### Your objective:
An exact copy of all entries is the expected answer.

----

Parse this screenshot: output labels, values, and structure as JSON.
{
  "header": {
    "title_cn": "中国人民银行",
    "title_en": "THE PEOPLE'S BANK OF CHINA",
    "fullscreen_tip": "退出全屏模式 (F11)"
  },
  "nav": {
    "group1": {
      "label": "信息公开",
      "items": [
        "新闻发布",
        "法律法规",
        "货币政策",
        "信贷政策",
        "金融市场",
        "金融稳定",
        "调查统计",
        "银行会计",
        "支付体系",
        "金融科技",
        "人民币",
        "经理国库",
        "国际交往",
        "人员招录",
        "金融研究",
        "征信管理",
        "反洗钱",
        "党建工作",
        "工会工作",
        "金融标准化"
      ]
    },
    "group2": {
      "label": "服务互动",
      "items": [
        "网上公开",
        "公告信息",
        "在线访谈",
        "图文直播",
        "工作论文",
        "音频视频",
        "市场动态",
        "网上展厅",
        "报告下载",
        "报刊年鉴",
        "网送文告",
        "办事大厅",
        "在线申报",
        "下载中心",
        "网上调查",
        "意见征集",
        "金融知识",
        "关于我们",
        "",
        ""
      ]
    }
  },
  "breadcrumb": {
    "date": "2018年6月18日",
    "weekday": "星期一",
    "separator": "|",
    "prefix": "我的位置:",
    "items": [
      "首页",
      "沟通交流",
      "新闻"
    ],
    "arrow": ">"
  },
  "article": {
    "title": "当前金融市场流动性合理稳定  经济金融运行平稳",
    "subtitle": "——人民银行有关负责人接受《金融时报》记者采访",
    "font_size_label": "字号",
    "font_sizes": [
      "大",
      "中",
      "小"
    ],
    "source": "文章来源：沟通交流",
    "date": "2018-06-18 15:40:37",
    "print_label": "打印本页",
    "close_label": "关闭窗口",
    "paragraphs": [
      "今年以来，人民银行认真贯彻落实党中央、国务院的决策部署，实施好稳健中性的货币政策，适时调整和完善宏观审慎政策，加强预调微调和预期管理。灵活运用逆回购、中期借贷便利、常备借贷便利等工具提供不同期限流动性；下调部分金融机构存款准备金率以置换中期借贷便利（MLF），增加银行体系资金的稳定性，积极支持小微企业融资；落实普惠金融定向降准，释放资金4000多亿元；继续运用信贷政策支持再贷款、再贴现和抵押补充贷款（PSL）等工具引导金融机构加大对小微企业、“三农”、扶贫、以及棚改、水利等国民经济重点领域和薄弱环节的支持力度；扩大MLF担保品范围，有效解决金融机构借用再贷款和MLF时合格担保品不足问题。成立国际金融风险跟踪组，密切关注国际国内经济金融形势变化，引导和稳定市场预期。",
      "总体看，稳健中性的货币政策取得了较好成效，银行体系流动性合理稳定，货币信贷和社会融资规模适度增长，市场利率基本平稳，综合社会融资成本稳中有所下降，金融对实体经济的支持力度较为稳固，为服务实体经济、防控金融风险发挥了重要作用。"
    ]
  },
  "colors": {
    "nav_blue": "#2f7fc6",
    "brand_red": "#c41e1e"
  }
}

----

### Task output:
Parse this screenshot: output labels, values, and structure as JSON.
{
  "header": {
    "title_cn": "中国人民银行",
    "title_en": "THE PEOPLE'S BANK OF CHINA",
    "fullscreen_tip": "退出全屏模式 (F11)"
  },
  "nav": {
    "group1": {
      "label": "信息公开",
      "items": [
        "新闻发布",
        "法律法规",
        "货币政策",
        "信贷政策",
        "金融市场",
        "金融稳定",
        "调查统计",
        "银行会计",
        "支付体系",
        "金融科技",
        "人民币",
        "经理国库",
        "国际交往",
        "人员招录",
        "金融研究",
        "征信管理",
        "反洗钱",
        "党建工作",
        "工会工作",
        "金融标准化"
      ]
    },
    "group2": {
      "label": "服务互动",
      "items": [
        "网上公开",
        "公告信息",
        "在线访谈",
        "图文直播",
        "工作论文",
        "音频视频",
        "市场动态",
        "网上展厅",
        "报告下载",
        "报刊年鉴",
        "网送文告",
        "办事大厅",
        "在线申报",
        "下载中心",
        "网上调查",
        "意见征集",
        "金融知识",
        "关于我们",
        "",
        ""
      ]
    }
  },
  "breadcrumb": {
    "date": "2018年6月18日",
    "weekday": "星期一",
    "separator": "|",
    "prefix": "我的位置:",
    "items": [
      "首页",
      "沟通交流",
      "新闻"
    ],
    "arrow": ">"
  },
  "article": {
    "title": "当前金融市场流动性合理稳定  经济金融运行平稳",
    "subtitle": "——人民银行有关负责人接受《金融时报》记者采访",
    "font_size_label": "字号",
    "font_sizes": [
      "大",
      "中",
      "小"
    ],
    "source": "文章来源：沟通交流",
    "date": "2018-06-18 15:40:37",
    "print_label": "打印本页",
    "close_label": "关闭窗口",
    "paragraphs": [
      "今年以来，人民银行认真贯彻落实党中央、国务院的决策部署，实施好稳健中性的货币政策，适时调整和完善宏观审慎政策，加强预调微调和预期管理。灵活运用逆回购、中期借贷便利、常备借贷便利等工具提供不同期限流动性；下调部分金融机构存款准备金率以置换中期借贷便利（MLF），增加银行体系资金的稳定性，积极支持小微企业融资；落实普惠金融定向降准，释放资金4000多亿元；继续运用信贷政策支持再贷款、再贴现和抵押补充贷款（PSL）等工具引导金融机构加大对小微企业、“三农”、扶贫、以及棚改、水利等国民经济重点领域和薄弱环节的支持力度；扩大MLF担保品范围，有效解决金融机构借用再贷款和MLF时合格担保品不足问题。成立国际金融风险跟踪组，密切关注国际国内经济金融形势变化，引导和稳定市场预期。",
      "总体看，稳健中性的货币政策取得了较好成效，银行体系流动性合理稳定，货币信贷和社会融资规模适度增长，市场利率基本平稳，综合社会融资成本稳中有所下降，金融对实体经济的支持力度较为稳固，为服务实体经济、防控金融风险发挥了重要作用。"
    ]
  },
  "colors": {
    "nav_blue": "#2f7fc6",
    "brand_red": "#c41e1e"
  }
}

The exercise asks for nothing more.